Don't Let the Dream of Open Access Journals Die

Northwestern University pays more than $7.5 million per year for electronic subscription to academic journals. How research advancements can and should be shared widely and freely
RTR3DCZ8570.jpg
Albert Gea/Reuters

L. Rafael Reif, president of MIT, announced last week that he would release documents relating to Aaron Swartz, the gifted computer programmer who killed himself earlier this year. The 26-year-old was being prosecuted for downloading academic papers that MIT had licensed from the publishing company JSTOR when he killed himself.

Swartz's punishment could have led to 35 years in prison and $1 million in fines. Some have argued that prosecutorial threats along with his depression led to his eventual suicide. The details of his death in January were widely discussed, but with the new release of these MIT documents, it is likely that the events preceding his death will once more be in the news.

Savvy amateurs with a drive to understand a field ... [could] really make their own decisions or participate in informed discussions usually confined to scientists.

What should not be missed in this tragic story is the importance of the dissemination of academic knowledge that Swartz clearly understood.

Academics such as scientists communicate their results of research and study by publishing articles in peer-reviewed journals. They do not make money off their publications. In this respect, they differ from creative artists such as musicians or writers, who may earn royalties or fees.

The community of scientists reviews each other's papers, free of charge. What is gained here is prestige: prestige in being published, or prestige in serving as a reviewer. While prestige doesn't directly translate into monetary gain, it is an important factor in gaining tenure, being promoted, and competing for grants from granting agencies.

Finally, it is the granting agencies -- many government-funded -- that ultimately support the research endeavor, paying for researchers' salaries, research supplies and equipment, and finally the costs of publication.

Given this model, you might think that accessing scientific publications would be inexpensive. But this is not the case. The publications themselves typically land in corporate-owned scientific journals that restrict access by hefty subscriptions that only major university libraries can afford. For instance, Northwestern University pays more than $7.5 million per year for electronic subscription of journals, with the price of a single journal yearly subscription well over $1,000.
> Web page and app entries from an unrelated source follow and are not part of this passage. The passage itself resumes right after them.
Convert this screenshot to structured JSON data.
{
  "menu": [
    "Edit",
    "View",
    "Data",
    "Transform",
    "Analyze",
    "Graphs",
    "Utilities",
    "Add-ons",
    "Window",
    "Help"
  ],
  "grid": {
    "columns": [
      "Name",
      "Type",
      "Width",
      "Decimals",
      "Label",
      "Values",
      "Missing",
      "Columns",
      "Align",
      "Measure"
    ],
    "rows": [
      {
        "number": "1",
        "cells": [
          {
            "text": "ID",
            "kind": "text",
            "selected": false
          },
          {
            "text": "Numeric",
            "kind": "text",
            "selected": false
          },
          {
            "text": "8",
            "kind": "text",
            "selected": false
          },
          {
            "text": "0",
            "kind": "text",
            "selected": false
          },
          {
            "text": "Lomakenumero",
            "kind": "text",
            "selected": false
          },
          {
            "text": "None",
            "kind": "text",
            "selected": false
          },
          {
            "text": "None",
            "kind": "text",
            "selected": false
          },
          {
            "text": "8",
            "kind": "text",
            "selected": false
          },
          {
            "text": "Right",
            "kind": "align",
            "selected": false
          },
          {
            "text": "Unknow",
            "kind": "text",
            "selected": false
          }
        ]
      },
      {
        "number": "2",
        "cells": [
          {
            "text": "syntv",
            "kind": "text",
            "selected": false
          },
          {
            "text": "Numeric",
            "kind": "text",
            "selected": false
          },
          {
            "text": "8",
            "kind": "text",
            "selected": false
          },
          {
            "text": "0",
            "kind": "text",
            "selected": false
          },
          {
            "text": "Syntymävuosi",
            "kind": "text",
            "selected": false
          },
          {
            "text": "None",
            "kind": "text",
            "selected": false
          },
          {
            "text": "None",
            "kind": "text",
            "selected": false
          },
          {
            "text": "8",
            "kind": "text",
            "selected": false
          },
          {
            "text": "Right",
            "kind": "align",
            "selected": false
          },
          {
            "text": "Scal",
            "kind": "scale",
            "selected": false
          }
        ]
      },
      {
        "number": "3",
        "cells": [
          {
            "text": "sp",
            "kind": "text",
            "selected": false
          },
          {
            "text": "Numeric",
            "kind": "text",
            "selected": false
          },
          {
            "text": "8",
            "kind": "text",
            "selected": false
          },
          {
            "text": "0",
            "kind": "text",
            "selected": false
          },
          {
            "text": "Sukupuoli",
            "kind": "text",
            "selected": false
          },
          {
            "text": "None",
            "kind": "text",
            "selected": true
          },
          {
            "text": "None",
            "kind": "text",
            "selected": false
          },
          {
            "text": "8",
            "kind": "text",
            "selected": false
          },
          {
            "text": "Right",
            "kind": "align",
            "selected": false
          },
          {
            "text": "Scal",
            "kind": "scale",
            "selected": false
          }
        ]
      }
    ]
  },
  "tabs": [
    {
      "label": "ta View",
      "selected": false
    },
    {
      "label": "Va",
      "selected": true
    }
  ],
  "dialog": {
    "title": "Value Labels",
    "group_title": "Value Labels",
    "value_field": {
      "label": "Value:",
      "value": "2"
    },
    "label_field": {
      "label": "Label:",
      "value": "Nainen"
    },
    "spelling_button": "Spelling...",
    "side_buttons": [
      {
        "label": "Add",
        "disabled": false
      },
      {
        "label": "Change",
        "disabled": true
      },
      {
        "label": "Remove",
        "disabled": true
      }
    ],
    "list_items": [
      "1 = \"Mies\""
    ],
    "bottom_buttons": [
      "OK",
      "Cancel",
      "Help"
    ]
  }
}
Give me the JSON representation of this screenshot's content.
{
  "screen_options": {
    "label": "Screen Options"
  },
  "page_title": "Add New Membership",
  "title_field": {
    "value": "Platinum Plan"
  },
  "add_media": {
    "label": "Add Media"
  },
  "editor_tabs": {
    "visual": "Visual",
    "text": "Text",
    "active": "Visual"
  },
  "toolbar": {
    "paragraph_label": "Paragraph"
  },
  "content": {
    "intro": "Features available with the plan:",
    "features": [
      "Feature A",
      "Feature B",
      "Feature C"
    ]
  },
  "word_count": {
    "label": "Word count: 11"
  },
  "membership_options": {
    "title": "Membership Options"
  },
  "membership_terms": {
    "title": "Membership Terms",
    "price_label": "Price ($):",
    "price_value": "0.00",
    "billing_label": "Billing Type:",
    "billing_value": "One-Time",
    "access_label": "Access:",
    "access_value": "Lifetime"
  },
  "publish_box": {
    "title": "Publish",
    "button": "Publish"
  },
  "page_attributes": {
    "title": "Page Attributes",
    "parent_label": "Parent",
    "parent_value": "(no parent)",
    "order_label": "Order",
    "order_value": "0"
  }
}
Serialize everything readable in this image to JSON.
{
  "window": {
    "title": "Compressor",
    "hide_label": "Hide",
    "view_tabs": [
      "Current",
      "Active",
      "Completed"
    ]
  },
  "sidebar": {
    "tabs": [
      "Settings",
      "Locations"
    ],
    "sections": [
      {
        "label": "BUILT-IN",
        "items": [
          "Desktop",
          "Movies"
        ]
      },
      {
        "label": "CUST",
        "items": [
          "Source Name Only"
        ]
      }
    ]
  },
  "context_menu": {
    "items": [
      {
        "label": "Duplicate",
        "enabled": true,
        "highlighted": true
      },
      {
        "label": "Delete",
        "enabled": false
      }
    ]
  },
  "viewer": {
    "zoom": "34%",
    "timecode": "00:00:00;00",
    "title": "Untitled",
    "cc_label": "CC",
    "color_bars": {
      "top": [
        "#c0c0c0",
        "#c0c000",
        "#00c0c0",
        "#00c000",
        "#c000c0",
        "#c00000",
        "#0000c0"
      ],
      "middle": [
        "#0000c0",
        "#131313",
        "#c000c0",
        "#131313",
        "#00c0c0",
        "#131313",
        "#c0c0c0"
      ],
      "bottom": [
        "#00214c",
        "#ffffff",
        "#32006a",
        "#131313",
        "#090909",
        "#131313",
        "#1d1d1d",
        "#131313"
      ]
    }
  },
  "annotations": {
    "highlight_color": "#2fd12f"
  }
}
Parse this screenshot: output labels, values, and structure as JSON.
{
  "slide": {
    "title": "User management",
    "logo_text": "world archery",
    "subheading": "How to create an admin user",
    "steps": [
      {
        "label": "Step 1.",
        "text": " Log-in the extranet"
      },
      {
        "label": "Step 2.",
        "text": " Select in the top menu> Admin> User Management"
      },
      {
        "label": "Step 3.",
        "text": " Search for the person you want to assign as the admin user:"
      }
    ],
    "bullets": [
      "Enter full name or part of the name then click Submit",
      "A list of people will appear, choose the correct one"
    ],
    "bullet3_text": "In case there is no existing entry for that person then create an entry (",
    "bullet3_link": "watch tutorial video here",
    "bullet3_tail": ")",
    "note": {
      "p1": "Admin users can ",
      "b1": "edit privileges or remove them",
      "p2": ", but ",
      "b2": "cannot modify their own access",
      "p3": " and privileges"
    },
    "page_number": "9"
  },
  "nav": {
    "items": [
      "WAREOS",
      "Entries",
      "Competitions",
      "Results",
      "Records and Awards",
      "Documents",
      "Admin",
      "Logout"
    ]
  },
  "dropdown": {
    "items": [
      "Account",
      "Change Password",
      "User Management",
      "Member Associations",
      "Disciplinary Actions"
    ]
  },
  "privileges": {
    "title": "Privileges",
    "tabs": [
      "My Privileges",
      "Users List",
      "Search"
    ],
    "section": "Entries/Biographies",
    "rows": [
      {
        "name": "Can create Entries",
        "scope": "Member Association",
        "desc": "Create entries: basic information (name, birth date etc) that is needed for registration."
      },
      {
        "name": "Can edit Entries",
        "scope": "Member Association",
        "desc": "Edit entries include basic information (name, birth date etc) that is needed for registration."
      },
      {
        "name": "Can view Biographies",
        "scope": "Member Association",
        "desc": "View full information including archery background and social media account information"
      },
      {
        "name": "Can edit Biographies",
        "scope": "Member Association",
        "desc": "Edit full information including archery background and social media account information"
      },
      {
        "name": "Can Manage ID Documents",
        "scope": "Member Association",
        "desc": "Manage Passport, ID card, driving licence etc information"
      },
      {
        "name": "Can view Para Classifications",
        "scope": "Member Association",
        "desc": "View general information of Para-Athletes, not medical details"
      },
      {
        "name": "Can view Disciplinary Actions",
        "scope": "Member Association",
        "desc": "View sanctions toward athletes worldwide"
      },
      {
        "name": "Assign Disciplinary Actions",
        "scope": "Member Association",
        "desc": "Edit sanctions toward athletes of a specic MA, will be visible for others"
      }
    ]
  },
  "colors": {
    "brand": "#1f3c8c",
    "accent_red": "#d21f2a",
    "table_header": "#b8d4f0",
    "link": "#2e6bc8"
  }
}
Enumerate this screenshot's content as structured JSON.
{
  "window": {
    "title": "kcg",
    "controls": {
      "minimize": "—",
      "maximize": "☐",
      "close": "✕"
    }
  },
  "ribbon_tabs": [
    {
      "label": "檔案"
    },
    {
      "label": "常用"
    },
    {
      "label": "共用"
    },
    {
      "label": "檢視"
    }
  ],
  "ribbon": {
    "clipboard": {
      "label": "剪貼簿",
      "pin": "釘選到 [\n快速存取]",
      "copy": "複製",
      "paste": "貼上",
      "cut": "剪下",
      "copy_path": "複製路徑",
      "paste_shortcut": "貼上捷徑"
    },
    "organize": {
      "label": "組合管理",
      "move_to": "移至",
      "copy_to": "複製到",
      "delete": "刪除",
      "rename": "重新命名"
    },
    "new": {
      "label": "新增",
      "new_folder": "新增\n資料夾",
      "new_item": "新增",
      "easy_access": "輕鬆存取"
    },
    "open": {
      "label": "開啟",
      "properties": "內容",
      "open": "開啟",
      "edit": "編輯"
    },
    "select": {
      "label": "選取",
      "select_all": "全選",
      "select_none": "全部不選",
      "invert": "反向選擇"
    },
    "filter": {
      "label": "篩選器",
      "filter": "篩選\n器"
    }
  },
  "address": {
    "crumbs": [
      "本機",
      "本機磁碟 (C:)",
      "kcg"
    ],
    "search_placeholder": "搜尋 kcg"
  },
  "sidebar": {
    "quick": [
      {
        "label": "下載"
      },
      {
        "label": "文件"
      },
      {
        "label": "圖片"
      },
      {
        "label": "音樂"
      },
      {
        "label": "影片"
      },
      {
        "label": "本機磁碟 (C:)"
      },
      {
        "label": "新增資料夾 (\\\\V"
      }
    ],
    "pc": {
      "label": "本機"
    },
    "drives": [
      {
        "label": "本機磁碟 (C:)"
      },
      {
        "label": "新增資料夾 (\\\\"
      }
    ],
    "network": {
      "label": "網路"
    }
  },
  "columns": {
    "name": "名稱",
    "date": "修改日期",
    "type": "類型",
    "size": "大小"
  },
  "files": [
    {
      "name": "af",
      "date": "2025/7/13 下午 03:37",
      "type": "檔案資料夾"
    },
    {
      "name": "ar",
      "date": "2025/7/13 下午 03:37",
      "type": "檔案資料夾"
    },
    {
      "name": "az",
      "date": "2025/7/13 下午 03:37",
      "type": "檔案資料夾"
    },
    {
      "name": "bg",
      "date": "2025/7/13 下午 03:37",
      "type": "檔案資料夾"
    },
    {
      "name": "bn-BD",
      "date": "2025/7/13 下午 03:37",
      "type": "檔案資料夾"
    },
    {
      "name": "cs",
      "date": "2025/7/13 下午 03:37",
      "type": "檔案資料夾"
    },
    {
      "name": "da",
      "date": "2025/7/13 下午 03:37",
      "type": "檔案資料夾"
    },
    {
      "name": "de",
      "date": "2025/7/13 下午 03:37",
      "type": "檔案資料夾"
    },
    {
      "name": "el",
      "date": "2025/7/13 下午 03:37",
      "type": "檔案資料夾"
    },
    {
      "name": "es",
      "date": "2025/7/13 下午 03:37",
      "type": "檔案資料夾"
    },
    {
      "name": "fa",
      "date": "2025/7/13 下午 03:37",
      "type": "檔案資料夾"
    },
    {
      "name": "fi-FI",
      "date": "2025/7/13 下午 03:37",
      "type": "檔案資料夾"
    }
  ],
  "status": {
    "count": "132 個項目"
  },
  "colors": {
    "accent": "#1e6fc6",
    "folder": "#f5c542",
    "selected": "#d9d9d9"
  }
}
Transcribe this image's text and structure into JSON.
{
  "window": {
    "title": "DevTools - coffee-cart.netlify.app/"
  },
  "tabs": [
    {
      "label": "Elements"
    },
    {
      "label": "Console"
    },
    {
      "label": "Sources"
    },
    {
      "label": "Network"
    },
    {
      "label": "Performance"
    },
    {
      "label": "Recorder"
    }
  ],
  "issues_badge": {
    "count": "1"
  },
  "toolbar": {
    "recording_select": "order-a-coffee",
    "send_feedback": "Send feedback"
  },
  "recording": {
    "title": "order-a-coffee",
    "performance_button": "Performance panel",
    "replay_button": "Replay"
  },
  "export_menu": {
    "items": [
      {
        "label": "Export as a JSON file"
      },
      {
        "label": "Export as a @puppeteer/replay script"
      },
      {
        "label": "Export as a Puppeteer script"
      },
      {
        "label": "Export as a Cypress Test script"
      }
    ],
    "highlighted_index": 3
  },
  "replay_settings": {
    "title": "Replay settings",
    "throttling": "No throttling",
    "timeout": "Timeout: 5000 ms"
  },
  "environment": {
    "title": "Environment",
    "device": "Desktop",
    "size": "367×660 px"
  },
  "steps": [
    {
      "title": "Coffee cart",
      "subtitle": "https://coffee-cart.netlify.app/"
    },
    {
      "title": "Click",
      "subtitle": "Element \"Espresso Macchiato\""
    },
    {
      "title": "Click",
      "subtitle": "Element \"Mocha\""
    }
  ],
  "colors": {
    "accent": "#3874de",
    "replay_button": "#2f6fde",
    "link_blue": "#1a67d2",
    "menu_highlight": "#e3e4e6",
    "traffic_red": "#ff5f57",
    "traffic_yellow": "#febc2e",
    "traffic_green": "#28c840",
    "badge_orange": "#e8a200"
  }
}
Academics have been trying to address this issue of access since everyone would stand to benefit from the dissemination of their ideas. Timothy Gowers, a Fields Medal-winning mathematician, and a vocal advocate for open access, has in fact made a compelling case urging his fellow mathematicians to boycott publishers with the most exorbitant fee structure and to find ways to archive and disseminate information freely. Other academics are pushing for an increase in the number of open access journals that are typically online-only, thus sparing the costs of creating ink-on-paper versions of their manuscripts. But someone still has to pay for the electronic publishing and administration of the websites.

Two financial models govern open access. The first involves the scientist paying the publication charges, but once published the article becomes freely available. However, with the scientist paying the full costs, there is a tendency for open access journals to be less selective than the private journals that maintain selectivity to keep a premium on subscription. It also sometimes leads to predatory practices on the part of a few unscrupulous journals to make money under the garb of open access.

It will be more difficult to talk of conspiracy theories when the data is for all to see and evaluate.

The second model involves endowed research foundations paying for the publishing of a select set of high-quality publications. But this model clearly will not work for the bulk of scientific articles.

Presented by

Puneet Opal, MD, PhD, is a neurologist at Northwestern University Feinberg School of Medicine, where he is also a director of the Physician Scientist Training Program. He is part of the Northwestern University Public Voices Fellowship of the OpEd Project.

How to Cook Spaghetti Squash (and Why)

Cooking for yourself is one of the surest ways to eat well. Bestselling author Mark Bittman teaches James Hamblin the recipe that everyone is Googling.

Join the Discussion

After you comment, click Post. If you’re not already logged in you will be asked to log in or register.

blog comments powered by Disqus

Video

How to Cook Spaghetti Squash (and Why)

Cooking for yourself is one of the surest ways to eat well.

Video

Before Tinder, a Tree

Looking for your soulmate? Write a letter to the "Bridegroom's Oak" in Germany.

Video

The Health Benefits of Going Outside

People spend too much time indoors. One solution: ecotherapy.

Video

Where High Tech Meets the 1950s

Why did Green Bank, West Virginia, ban wireless signals? For science.

Video

Yes, Quidditch Is Real

How J.K. Rowling's magical sport spread from Hogwarts to college campuses

Video

Would You Live in a Treehouse?

A treehouse can be an ideal office space, vacation rental, and way of reconnecting with your youth.

More in Health

Just In